Indeed, the district court acknowledged as much in its Order Denying Motion to Strike, Denying Motion to Amend or Alter the Judgment and Granting Application For a Certificate of Probable Cause and a Stay of Execution, at 2-3. The court there said that "[i]f the orders of June 7 and 14, 1993, are based on an error of law or fact, this court may have erred in allowing Mr. Marson to be discharged by petitioner." Id. (Emphasis added.) Moreover, the district court entered a stay of David Mason's execution pending review by our court of the issue regarding the placement of the burden of proof. Id. at 4-5. In so doing, the district court noted that "[o]ne district court has placed the burden of proof on the state at an analogous hearing ... and, although this court disagrees with that holding, the issue is debatable among jurists of reason." Id. at 5. Hence, the district court implicitly acknowledged that the placement of the burden of proof in this case could be outcome determinative.
Accordingly, we should have remanded this matter to the district court so that it could have applied--in light of the three-judge panel's decision--the proper burden of proof to determine David Mason's mental competency to withdraw his petition and to waive his appeals.2
For the reasons set forth above, I respectfully dissent from the en banc panel's order remanding this case to the three-judge panel without addressing the merits.
NOONAN, Circuit Judge, dissenting:
I concur in Judge Pregerson's dissent and add the following:
1. The rules, as carefully constructed to govern cases involving the imposition of death, were not observed.

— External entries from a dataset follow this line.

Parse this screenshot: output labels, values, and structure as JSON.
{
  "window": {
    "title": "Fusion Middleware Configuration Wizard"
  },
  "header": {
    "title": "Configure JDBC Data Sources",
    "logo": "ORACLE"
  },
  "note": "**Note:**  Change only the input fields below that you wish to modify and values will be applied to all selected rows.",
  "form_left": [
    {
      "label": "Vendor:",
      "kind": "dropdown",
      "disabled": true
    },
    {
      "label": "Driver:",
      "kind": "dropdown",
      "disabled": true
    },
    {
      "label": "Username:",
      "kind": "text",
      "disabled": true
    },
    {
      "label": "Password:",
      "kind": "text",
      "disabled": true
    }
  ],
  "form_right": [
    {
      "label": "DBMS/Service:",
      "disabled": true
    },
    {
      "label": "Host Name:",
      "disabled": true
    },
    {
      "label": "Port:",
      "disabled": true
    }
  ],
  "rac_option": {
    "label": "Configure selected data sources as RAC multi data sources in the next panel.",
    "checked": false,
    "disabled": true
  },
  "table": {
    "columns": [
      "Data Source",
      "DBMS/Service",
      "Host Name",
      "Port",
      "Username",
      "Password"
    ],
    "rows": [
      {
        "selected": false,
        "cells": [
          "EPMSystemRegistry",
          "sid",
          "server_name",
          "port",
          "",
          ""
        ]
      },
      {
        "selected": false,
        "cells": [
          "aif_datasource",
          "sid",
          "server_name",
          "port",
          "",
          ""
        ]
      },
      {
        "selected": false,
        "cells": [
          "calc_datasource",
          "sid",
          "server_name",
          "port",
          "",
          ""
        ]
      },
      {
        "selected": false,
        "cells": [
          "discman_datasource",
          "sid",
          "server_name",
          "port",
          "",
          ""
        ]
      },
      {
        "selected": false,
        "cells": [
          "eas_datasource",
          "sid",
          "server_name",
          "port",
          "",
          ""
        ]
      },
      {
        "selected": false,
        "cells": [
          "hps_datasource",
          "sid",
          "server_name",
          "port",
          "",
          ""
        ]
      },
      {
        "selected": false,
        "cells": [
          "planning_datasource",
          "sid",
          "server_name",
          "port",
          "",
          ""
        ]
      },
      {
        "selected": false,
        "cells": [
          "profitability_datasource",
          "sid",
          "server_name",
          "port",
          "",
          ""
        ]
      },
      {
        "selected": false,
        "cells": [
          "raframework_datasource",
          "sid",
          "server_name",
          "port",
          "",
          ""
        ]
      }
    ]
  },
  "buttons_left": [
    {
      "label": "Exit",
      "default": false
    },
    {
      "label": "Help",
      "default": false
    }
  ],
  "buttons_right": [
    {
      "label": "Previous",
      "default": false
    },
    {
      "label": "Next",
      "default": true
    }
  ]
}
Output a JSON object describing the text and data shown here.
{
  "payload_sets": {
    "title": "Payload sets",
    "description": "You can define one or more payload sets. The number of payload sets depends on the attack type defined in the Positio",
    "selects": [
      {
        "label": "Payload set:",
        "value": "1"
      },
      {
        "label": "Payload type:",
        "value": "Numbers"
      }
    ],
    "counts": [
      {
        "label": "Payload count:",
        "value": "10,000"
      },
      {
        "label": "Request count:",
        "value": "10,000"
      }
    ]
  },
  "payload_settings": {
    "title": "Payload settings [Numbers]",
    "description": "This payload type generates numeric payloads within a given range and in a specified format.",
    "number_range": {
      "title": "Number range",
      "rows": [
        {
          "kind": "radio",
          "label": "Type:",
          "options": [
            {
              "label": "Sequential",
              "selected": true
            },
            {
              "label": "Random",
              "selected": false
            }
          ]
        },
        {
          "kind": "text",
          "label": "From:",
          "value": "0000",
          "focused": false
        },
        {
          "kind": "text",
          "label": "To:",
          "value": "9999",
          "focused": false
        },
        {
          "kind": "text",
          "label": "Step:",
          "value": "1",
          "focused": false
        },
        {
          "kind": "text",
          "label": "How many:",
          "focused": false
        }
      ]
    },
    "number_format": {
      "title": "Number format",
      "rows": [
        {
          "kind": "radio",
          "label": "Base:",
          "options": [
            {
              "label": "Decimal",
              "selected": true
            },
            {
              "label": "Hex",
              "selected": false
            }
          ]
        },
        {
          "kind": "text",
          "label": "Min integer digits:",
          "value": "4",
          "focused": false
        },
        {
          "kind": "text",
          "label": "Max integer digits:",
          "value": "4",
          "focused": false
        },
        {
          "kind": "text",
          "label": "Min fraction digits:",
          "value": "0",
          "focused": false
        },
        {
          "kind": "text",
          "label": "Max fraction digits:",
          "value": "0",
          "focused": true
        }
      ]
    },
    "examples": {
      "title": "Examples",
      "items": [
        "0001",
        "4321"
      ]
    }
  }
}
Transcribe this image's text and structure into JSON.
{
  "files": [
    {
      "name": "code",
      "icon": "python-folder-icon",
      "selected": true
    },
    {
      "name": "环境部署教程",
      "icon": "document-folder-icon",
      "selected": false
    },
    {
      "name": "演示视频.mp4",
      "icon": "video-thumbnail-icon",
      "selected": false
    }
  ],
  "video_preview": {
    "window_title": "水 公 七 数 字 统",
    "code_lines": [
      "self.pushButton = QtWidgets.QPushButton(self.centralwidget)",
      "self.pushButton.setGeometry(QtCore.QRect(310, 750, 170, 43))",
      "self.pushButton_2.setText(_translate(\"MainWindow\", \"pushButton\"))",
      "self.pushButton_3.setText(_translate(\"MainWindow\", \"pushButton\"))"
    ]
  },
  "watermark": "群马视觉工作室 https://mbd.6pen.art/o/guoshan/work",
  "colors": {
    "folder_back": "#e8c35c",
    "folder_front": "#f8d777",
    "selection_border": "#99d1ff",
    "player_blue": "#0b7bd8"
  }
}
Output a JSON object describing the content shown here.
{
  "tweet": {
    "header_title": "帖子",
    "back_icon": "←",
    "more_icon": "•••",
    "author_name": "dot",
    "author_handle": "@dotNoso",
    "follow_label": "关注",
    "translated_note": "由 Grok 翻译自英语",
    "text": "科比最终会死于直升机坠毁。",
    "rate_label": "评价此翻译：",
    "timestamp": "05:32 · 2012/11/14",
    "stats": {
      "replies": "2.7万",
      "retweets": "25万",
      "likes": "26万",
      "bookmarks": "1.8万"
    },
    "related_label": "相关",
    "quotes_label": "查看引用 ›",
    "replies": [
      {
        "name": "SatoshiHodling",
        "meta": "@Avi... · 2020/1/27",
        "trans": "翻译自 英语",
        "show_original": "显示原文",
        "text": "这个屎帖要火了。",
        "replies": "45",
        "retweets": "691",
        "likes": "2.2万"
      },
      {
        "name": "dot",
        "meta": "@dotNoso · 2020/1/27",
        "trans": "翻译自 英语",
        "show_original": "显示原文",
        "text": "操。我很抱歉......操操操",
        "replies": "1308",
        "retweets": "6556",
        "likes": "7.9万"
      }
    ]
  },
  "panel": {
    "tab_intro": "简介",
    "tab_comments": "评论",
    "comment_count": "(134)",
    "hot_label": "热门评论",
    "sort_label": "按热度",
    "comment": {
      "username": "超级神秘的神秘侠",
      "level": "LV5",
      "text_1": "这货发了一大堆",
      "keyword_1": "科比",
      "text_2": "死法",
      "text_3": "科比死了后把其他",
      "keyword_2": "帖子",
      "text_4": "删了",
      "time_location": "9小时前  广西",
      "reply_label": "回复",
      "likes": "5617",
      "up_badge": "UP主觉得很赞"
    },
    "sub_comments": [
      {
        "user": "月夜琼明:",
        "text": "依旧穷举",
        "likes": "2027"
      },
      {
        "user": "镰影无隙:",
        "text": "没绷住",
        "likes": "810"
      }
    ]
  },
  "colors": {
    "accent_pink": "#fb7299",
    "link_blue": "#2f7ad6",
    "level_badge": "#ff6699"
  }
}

2. Precedent was not observed. If reasonable jurists can disagree on the merits of an issue involving death, the court should grant a stay so that the matter may be fully considered. Barefoot v. Estelle, 463 U.S. 880, 893 n. 4, 103 S.Ct. 3383, 3394-95 n. 4, 77 L.Ed.2d 1090 (1983).
3. Emergencies and errors of the kind that occurred in this case are created by the exigencies of state law setting a twenty-four hour period in which the death warrant is good. Cal.Penal Code Sec. 1227 ("appointing a day upon which the judgment shall be executed"). The State of California is capable of legislative action that does not impose such draconian limits. See id. Sec. 1227.5.
The state law should be conformed to the requirements of the United States Constitution and the review that habeas corpus provides thereunder.
The district court had already announced--well before the hearing itself--that the burden of proof ultimately rested with Attorney Marson. See Points and Authorities in Support of Motion to Alter or Amend the Judgment, June 28, 1993, at 2 (Brief of Appellant Attorney Marson)
That the district court put the burden on Attorney Marson is further illustrated by the district court's conclusion that "[a] preponderance of the evidence does not show, however, that the remaining diagnostic criteria of PTSD or any other mental illness have been manifested." Order, at 15.
There is, of course, an additional question whether the three-judge panel erred in holding that proof of competency was "no one's burden to sustain." Because one party must bear the risk of nonpersuasion, it seems difficult to conclude that proof of competency is "no one's burden to sustain" and at the same time hold that "it is for the court to determine by a preponderance of the evidence whether the petitioner is mentally competent to withdraw his petition." Mason, at 1225 (emphasis added)